[[ SUPPLIED DATA open ]]

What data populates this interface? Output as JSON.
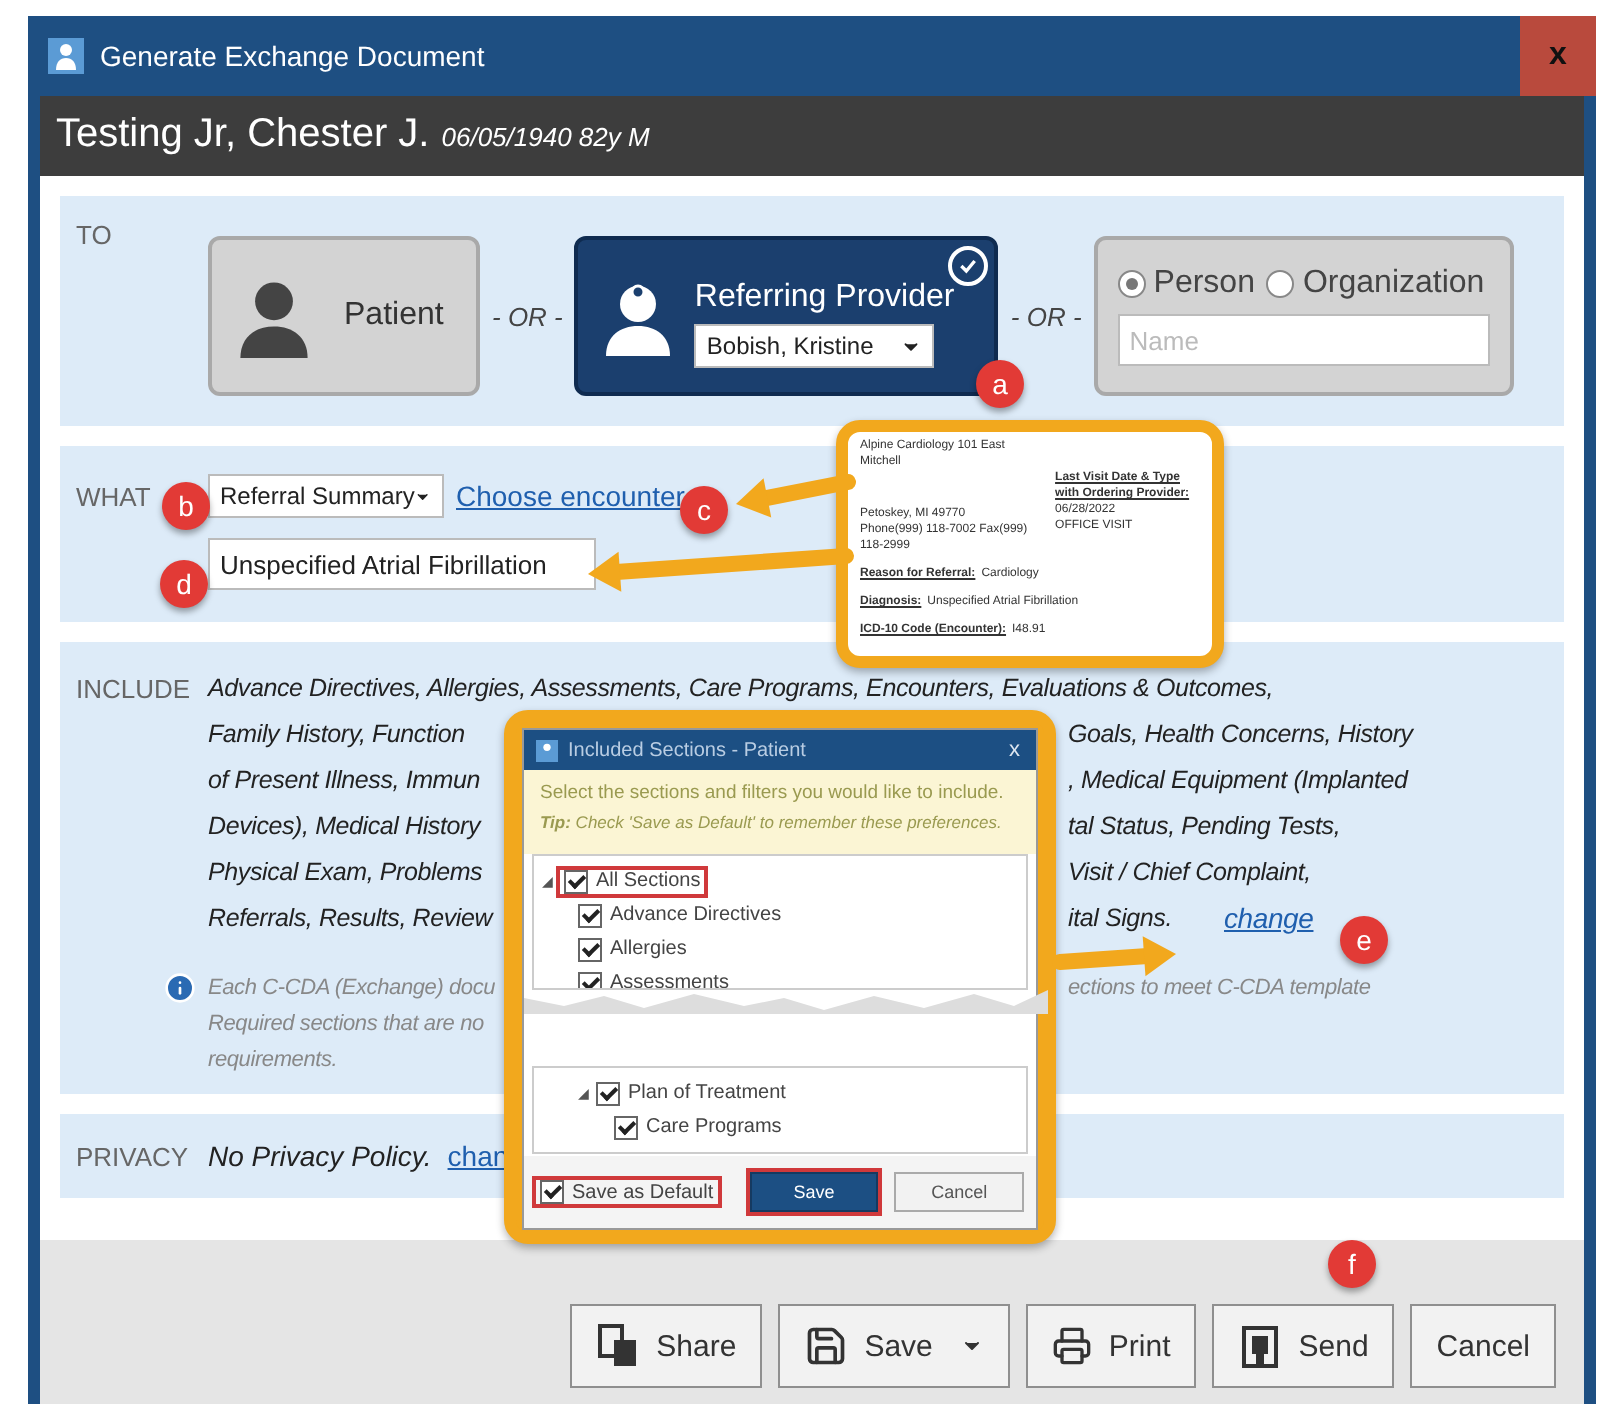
{
  "window": {
    "title": "Generate Exchange Document",
    "close": "x"
  },
  "patient": {
    "name": "Testing Jr, Chester J.",
    "details": "06/05/1940 82y M"
  },
  "to": {
    "label": "TO",
    "separators": [
      "- OR -",
      "- OR -"
    ],
    "options": [
      {
        "kind": "patient",
        "label": "Patient",
        "selected": false
      },
      {
        "kind": "provider",
        "label": "Referring Provider",
        "value": "Bobish, Kristine",
        "selected": true
      },
      {
        "kind": "other",
        "radios": [
          {
            "label": "Person",
            "selected": true
          },
          {
            "label": "Organization",
            "selected": false
          }
        ],
        "placeholder": "Name",
        "selected": false
      }
    ]
  },
  "what": {
    "label": "WHAT",
    "document_type": "Referral Summary",
    "link": "Choose encounter",
    "diagnosis": "Unspecified Atrial Fibrillation"
  },
  "include": {
    "label": "INCLUDE",
    "first_line": "Advance Directives, Allergies, Assessments, Care Programs, Encounters, Evaluations & Outcomes,",
    "lines": [
      {
        "left": "Family History, Function",
        "right": "Goals, Health Concerns, History"
      },
      {
        "left": "of Present Illness, Immun",
        "right": ", Medical Equipment (Implanted"
      },
      {
        "left": "Devices), Medical History",
        "right": "tal Status, Pending Tests,"
      },
      {
        "left": "Physical Exam, Problems",
        "right": "Visit / Chief Complaint,"
      },
      {
        "left": "Referrals, Results, Review",
        "right": "ital Signs."
      }
    ],
    "change": "change",
    "note_lines": [
      {
        "left": "Each C-CDA (Exchange) docu",
        "right": "ections to meet C-CDA template"
      },
      {
        "left": "Required sections that are no"
      },
      {
        "left": "requirements."
      }
    ]
  },
  "privacy": {
    "label": "PRIVACY",
    "text": "No Privacy Policy.",
    "link": "chan"
  },
  "buttons": [
    {
      "kind": "share",
      "label": "Share"
    },
    {
      "kind": "save",
      "label": "Save"
    },
    {
      "kind": "print",
      "label": "Print"
    },
    {
      "kind": "send",
      "label": "Send"
    },
    {
      "kind": "cancel",
      "label": "Cancel"
    }
  ],
  "badges": [
    "a",
    "b",
    "c",
    "d",
    "e",
    "f"
  ],
  "preview": {
    "address": [
      "Alpine Cardiology 101 East Mitchell",
      "Petoskey, MI 49770",
      "Phone(999) 118-7002  Fax(999) 118-2999"
    ],
    "heading": "Last Visit Date & Type with Ordering Provider:",
    "visit": [
      "06/28/2022",
      "OFFICE VISIT"
    ],
    "fields": [
      {
        "label": "Reason for Referral:",
        "value": "Cardiology"
      },
      {
        "label": "Diagnosis:",
        "value": "Unspecified Atrial Fibrillation"
      },
      {
        "label": "ICD-10 Code (Encounter):",
        "value": "I48.91"
      }
    ]
  },
  "sections_dialog": {
    "title": "Included Sections - Patient",
    "close": "x",
    "intro": "Select the sections and filters you would like to include.",
    "tip": "**Tip:** Check 'Save as Default' to remember these preferences.",
    "tree_top": [
      {
        "label": "All Sections",
        "checked": true,
        "highlighted": true,
        "expander": "◢",
        "children": [
          {
            "label": "Advance Directives",
            "checked": true,
            "highlighted": false
          },
          {
            "label": "Allergies",
            "checked": true,
            "highlighted": false
          },
          {
            "label": "Assessments",
            "checked": true,
            "highlighted": false
          }
        ]
      }
    ],
    "tree_bottom": [
      {
        "label": "Plan of Treatment",
        "checked": true,
        "highlighted": false,
        "expander": "◢",
        "children": [
          {
            "label": "Care Programs",
            "checked": true,
            "highlighted": false
          }
        ]
      }
    ],
    "save_default": {
      "label": "Save as Default",
      "checked": true,
      "highlighted": true
    },
    "buttons": [
      {
        "label": "Save",
        "primary": true,
        "highlighted": true
      },
      {
        "label": "Cancel",
        "primary": false,
        "highlighted": false
      }
    ]
  }
}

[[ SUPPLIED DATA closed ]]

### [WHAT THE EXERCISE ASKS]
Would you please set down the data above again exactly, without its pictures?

### [RESPONSE TO THIS TASK]
What data populates this interface? Output as JSON.
{
  "window": {
    "title": "Generate Exchange Document",
    "close": "x"
  },
  "patient": {
    "name": "Testing Jr, Chester J.",
    "details": "06/05/1940 82y M"
  },
  "to": {
    "label": "TO",
    "separators": [
      "- OR -",
      "- OR -"
    ],
    "options": [
      {
        "kind": "patient",
        "label": "Patient",
        "selected": false
      },
      {
        "kind": "provider",
        "label": "Referring Provider",
        "value": "Bobish, Kristine",
        "selected": true
      },
      {
        "kind": "other",
        "radios": [
          {
            "label": "Person",
            "selected": true
          },
          {
            "label": "Organization",
            "selected": false
          }
        ],
        "placeholder": "Name",
        "selected": false
      }
    ]
  },
  "what": {
    "label": "WHAT",
    "document_type": "Referral Summary",
    "link": "Choose encounter",
    "diagnosis": "Unspecified Atrial Fibrillation"
  },
  "include": {
    "label": "INCLUDE",
    "first_line": "Advance Directives, Allergies, Assessments, Care Programs, Encounters, Evaluations & Outcomes,",
    "lines": [
      {
        "left": "Family History, Function",
        "right": "Goals, Health Concerns, History"
      },
      {
        "left": "of Present Illness, Immun",
        "right": ", Medical Equipment (Implanted"
      },
      {
        "left": "Devices), Medical History",
        "right": "tal Status, Pending Tests,"
      },
      {
        "left": "Physical Exam, Problems",
        "right": "Visit / Chief Complaint,"
      },
      {
        "left": "Referrals, Results, Review",
        "right": "ital Signs."
      }
    ],
    "change": "change",
    "note_lines": [
      {
        "left": "Each C-CDA (Exchange) docu",
        "right": "ections to meet C-CDA template"
      },
      {
        "left": "Required sections that are no"
      },
      {
        "left": "requirements."
      }
    ]
  },
  "privacy": {
    "label": "PRIVACY",
    "text": "No Privacy Policy.",
    "link": "chan"
  },
  "buttons": [
    {
      "kind": "share",
      "label": "Share"
    },
    {
      "kind": "save",
      "label": "Save"
    },
    {
      "kind": "print",
      "label": "Print"
    },
    {
      "kind": "send",
      "label": "Send"
    },
    {
      "kind": "cancel",
      "label": "Cancel"
    }
  ],
  "badges": [
    "a",
    "b",
    "c",
    "d",
    "e",
    "f"
  ],
  "preview": {
    "address": [
      "Alpine Cardiology 101 East Mitchell",
      "Petoskey, MI 49770",
      "Phone(999) 118-7002  Fax(999) 118-2999"
    ],
    "heading": "Last Visit Date & Type with Ordering Provider:",
    "visit": [
      "06/28/2022",
      "OFFICE VISIT"
    ],
    "fields": [
      {
        "label": "Reason for Referral:",
        "value": "Cardiology"
      },
      {
        "label": "Diagnosis:",
        "value": "Unspecified Atrial Fibrillation"
      },
      {
        "label": "ICD-10 Code (Encounter):",
        "value": "I48.91"
      }
    ]
  },
  "sections_dialog": {
    "title": "Included Sections - Patient",
    "close": "x",
    "intro": "Select the sections and filters you would like to include.",
    "tip": "**Tip:** Check 'Save as Default' to remember these preferences.",
    "tree_top": [
      {
        "label": "All Sections",
        "checked": true,
        "highlighted": true,
        "expander": "◢",
        "children": [
          {
            "label": "Advance Directives",
            "checked": true,
            "highlighted": false
          },
          {
            "label": "Allergies",
            "checked": true,
            "highlighted": false
          },
          {
            "label": "Assessments",
            "checked": true,
            "highlighted": false
          }
        ]
      }
    ],
    "tree_bottom": [
      {
        "label": "Plan of Treatment",
        "checked": true,
        "highlighted": false,
        "expander": "◢",
        "children": [
          {
            "label": "Care Programs",
            "checked": true,
            "highlighted": false
          }
        ]
      }
    ],
    "save_default": {
      "label": "Save as Default",
      "checked": true,
      "highlighted": true
    },
    "buttons": [
      {
        "label": "Save",
        "primary": true,
        "highlighted": true
      },
      {
        "label": "Cancel",
        "primary": false,
        "highlighted": false
      }
    ]
  }
}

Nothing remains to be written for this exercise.